It’s time for another weekly round-up with The F-Word’s picks of the most interesting and important articles from the previous seven days

It’s time for another weekly round-up where we share (what we see as) the most interesting and important articles from the previous seven days. We’d love to hear your thoughts on any of the issues covered in the articles we’ve picked.

As always, linking to articles does not mean endorsement from The F-Word and certain links may be triggering. We welcome debate in the comments section and on Facebook/Twitter but remind readers that any comments containing sexist, racist, homophobic, classist, transphobic or disablist language will be deleted immediately. If you notice that we’ve missed out any important articles from the past week, feel free to let us know.

How Nigeria’s queer youth are fighting to #EndSARS (Nelson C.J., i-D)

From the article: “In what is being heralded as one of the most culturally impactful movements in the country’s recent history, Nigerians have mobilised in their hundreds calling for an end to the indiscriminate violence, extortion, arrest, torture and, in the most serious cases, extrajudicial killings they’ve been subject to at the hands of the unit’s members. The overwhelming majority of victims of these crimes have been the nation’s youth, who report reasons for being targetted by SARS officers as absurd as dressing fashionably — sporting dreads or dyed hair, for example — or using an iPhone. Within this demographic, members of Nigeria’s LGBTQ+ community have been especially singled out, often simply for ‘appearing queer’, or expressing a gender identity or presentation not in line with heteronormative social expectation.”

‘Being an online ally to Black women is so important,’ says activist Seyi Akiwowo (Maria Coole, Marie Claire)

Instagram censored one of these photos but not the other. We must ask why (Lacey-Jade Christie, The Guardian)

Identity and Liberation: How 21st-century Black British women have worked to create a better future (Olivette Otele)

‘We Are Able to Get Things Done.’ Women Are at the Forefront of Nigeria’s Police Brutality Protests (Suyin Haynes, Time)

Margaret Busby: how Britain’s first black female publisher revolutionised literature – and never gave up (Aida Edemariam, The Guardian)

Why is the UK government suddenly targeting ‘critical race theory’? (Daniel Trilling, The Guardian)
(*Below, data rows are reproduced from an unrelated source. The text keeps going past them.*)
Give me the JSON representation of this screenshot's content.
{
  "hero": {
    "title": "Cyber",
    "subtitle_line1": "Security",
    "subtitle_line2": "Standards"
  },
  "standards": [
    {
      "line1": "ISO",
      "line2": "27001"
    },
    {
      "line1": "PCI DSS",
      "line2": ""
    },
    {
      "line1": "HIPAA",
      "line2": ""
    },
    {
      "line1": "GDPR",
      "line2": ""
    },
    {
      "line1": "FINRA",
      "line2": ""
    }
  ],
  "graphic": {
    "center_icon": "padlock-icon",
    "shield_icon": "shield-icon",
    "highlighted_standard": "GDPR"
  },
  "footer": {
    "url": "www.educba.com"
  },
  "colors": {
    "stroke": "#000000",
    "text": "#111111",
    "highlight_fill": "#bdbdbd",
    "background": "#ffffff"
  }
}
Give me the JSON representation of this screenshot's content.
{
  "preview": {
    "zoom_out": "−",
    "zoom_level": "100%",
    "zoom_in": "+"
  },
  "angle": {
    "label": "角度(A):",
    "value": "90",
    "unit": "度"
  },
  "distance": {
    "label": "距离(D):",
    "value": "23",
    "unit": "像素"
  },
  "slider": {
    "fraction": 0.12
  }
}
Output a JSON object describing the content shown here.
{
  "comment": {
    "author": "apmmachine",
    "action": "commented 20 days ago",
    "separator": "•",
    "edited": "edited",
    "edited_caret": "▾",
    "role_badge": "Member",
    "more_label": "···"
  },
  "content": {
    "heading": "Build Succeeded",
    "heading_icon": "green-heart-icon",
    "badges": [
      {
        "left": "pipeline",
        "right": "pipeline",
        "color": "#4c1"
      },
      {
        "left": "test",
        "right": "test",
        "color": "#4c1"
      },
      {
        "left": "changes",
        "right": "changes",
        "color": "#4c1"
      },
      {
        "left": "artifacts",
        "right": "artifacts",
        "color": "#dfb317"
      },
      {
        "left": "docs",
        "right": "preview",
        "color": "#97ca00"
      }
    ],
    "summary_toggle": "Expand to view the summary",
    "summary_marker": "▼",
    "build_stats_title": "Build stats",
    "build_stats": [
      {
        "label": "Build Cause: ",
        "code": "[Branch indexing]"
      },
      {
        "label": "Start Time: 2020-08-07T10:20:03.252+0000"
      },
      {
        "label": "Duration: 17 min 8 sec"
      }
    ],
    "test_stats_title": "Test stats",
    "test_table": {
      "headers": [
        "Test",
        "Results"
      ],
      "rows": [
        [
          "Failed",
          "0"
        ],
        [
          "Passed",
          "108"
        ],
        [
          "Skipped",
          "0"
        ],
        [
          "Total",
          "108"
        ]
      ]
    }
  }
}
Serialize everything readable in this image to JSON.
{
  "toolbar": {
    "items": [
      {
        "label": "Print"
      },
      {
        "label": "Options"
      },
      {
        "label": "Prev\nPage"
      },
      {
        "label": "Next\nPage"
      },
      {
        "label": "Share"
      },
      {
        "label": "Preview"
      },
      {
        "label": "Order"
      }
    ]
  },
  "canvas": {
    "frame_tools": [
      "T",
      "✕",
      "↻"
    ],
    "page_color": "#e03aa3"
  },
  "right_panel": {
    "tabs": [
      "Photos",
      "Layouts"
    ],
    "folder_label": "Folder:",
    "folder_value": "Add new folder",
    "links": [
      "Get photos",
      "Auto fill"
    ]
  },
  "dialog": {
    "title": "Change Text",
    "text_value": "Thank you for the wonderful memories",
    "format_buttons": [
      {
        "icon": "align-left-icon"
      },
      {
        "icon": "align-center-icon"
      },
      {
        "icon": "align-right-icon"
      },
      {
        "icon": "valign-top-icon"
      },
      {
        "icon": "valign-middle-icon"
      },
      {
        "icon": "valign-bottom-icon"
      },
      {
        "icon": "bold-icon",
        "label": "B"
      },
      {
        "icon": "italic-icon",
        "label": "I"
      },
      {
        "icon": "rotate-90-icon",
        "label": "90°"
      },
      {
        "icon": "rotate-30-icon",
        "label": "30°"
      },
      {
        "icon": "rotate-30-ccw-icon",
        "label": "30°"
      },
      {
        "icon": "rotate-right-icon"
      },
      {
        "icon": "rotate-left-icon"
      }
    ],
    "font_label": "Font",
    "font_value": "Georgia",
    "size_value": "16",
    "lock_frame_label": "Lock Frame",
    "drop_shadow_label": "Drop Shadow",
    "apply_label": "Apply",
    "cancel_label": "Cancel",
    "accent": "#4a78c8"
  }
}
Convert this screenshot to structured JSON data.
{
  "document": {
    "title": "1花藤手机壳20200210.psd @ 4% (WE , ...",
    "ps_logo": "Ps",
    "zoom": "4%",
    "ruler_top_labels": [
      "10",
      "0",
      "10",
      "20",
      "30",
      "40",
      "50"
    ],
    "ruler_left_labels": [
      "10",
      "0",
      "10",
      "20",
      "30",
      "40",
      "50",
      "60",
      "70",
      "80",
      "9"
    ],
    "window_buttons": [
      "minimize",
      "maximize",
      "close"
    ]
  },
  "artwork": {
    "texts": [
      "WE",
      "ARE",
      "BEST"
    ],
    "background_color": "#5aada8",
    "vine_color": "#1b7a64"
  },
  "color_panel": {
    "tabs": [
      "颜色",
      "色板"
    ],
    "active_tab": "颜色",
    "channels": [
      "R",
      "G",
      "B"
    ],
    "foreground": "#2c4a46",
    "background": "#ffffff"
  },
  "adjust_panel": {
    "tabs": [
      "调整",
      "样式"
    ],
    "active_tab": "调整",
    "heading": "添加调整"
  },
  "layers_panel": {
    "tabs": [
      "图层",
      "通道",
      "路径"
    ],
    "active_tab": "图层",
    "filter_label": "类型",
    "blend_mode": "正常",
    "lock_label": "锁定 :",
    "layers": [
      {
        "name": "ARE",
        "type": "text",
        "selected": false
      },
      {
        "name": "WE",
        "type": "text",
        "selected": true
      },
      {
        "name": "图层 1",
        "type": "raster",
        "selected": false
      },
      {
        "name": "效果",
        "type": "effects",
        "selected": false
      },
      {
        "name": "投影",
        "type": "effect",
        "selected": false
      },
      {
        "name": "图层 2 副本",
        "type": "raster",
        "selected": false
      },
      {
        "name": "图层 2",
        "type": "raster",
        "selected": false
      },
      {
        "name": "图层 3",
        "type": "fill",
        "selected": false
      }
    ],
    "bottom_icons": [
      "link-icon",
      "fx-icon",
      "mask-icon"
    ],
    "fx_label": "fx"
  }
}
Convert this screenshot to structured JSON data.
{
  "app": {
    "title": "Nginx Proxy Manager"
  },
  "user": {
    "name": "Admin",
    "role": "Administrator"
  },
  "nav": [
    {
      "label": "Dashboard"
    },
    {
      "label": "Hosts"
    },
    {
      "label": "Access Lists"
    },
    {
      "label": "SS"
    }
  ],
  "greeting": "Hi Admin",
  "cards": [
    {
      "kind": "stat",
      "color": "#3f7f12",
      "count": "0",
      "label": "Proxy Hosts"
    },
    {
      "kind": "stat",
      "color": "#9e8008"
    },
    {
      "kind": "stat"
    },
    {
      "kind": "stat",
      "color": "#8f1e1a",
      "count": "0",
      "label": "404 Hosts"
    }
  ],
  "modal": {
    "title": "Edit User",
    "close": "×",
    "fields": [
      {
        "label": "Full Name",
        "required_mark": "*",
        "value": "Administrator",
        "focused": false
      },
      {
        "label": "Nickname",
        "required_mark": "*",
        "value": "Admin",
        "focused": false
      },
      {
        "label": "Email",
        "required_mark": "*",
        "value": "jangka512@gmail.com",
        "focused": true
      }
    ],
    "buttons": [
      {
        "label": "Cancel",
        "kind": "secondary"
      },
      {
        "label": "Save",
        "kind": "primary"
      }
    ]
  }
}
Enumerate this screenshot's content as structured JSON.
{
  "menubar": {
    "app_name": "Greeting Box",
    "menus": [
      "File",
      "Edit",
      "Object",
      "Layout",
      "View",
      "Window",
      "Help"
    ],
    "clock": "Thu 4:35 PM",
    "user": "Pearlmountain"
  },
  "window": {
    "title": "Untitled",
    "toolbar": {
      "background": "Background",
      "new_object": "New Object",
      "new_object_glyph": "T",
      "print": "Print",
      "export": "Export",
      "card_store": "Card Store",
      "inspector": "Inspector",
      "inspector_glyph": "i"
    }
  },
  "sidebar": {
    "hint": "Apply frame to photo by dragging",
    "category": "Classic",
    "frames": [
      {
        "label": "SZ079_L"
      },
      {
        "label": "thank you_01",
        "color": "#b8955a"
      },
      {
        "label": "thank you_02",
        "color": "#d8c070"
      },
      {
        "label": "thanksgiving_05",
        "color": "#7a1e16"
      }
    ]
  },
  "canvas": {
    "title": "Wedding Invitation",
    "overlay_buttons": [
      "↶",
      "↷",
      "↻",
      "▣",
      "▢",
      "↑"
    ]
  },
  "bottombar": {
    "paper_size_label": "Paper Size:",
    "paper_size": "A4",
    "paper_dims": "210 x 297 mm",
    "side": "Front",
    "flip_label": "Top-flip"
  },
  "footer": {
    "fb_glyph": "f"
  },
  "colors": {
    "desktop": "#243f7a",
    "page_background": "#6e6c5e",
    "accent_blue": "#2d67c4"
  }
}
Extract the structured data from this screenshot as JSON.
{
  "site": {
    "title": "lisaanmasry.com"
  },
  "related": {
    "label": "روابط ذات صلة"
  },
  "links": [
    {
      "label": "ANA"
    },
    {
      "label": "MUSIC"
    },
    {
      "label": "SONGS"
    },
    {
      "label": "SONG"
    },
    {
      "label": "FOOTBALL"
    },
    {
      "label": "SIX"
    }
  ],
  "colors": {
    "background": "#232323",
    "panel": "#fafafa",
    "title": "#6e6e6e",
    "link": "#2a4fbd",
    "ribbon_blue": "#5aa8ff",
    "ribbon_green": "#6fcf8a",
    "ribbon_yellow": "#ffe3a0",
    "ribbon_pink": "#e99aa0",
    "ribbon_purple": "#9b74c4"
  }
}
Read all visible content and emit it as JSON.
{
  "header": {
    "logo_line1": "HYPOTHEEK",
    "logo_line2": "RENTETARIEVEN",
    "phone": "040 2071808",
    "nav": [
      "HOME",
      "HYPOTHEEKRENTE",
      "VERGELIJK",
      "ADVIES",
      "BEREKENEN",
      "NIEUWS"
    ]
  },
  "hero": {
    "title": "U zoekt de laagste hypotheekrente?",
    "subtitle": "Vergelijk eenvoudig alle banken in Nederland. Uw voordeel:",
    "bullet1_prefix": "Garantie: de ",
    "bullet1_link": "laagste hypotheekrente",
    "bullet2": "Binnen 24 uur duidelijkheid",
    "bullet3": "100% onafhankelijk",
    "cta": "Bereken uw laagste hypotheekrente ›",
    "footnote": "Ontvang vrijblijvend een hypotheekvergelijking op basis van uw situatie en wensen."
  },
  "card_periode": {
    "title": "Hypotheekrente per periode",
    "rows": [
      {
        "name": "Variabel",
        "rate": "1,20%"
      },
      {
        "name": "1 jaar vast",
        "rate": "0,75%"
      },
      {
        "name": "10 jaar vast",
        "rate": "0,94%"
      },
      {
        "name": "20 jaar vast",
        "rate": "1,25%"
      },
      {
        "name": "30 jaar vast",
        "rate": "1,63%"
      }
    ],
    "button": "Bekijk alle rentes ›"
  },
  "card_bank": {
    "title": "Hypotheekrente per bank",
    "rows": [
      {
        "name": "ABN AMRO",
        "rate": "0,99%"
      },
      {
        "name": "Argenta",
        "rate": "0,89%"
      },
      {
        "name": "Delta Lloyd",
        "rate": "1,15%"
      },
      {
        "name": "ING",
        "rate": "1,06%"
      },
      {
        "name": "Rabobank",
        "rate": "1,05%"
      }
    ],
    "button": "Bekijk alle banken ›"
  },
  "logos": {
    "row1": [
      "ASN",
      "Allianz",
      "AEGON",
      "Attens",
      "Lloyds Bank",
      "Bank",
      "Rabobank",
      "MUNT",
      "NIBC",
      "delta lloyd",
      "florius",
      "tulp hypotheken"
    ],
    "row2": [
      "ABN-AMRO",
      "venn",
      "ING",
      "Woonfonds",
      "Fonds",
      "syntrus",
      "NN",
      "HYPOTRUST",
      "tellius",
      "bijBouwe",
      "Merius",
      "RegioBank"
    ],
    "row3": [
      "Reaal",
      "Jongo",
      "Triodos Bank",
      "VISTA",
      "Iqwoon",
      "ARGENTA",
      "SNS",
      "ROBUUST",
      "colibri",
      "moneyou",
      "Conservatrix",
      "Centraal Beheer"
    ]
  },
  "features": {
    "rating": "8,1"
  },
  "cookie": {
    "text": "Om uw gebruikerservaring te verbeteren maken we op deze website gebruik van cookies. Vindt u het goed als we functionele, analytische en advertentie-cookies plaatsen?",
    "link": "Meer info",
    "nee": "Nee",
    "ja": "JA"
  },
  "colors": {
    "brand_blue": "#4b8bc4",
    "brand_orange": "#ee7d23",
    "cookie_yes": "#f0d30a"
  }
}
From the article: “For the right, “wokeness” fills much the same role as “political correctness” might have done in an earlier era: it is a rallying cry against a liberal elite whose values are allegedly being imposed on an unwilling population. Since 2016, this populist tactic has become a central way to shore up support among the new coalition of voters the Tories have assembled. Its ultimate effect, however, is to deflect any conversation about structural inequality – and not just when it comes to race.”

White supremacists behind majority of US domestic terror attacks in 2020 (Lois Beckett, The Guardian)

Clients assuming consent (Jack talks about sex work)

Rape prosecutions and convictions dropped by half early in UK pandemic (Caelainn Barr, Alexandra Topping and Owen Bowcott, The Guardian)

One year on, we must remember the Essex 39 and fight for justice for migrants (gal-dem)

Is the film and TV industry keeping its promise to tackle racism? (Lizo Mzimba, BBC News)

19 women allege medical abuse in Georgia in immigration detention (Molly O’Toole, Los Angeles Times)

Russian cabinet strikes down bill that would have erased trans people and banned same-sex marriage (Pink News)

Inside Leicester’s ‘servant’ factories underpaying workers in the pandemic (Amber Sunner, gal-dem)

From the article: “Inside the UK’s factories, as the pandemic rages, conditions worsen. This month, the Guardian reported that since July UK garment workers have been so systematically underpaid that they’ve been “robbed” of £27million. The combination of already-existing economic hardship and a pandemic that has a harsher medical and financial impact on minority ethnic households makes these unchecked factories an exploitative danger.”


The image is used under a creative commons license with thanks to Alisha Vargas on Flickr. It is a photograph of three black cats posed with two large pumpkins. Two of the cats are kittens and are balanced on top of the pumpkins, whilst the other larger cat sits to the side of the pumpkin on the right of the image. They scene is set against a purple-reddish backdrop which looks to be a fabric sheet of some kind.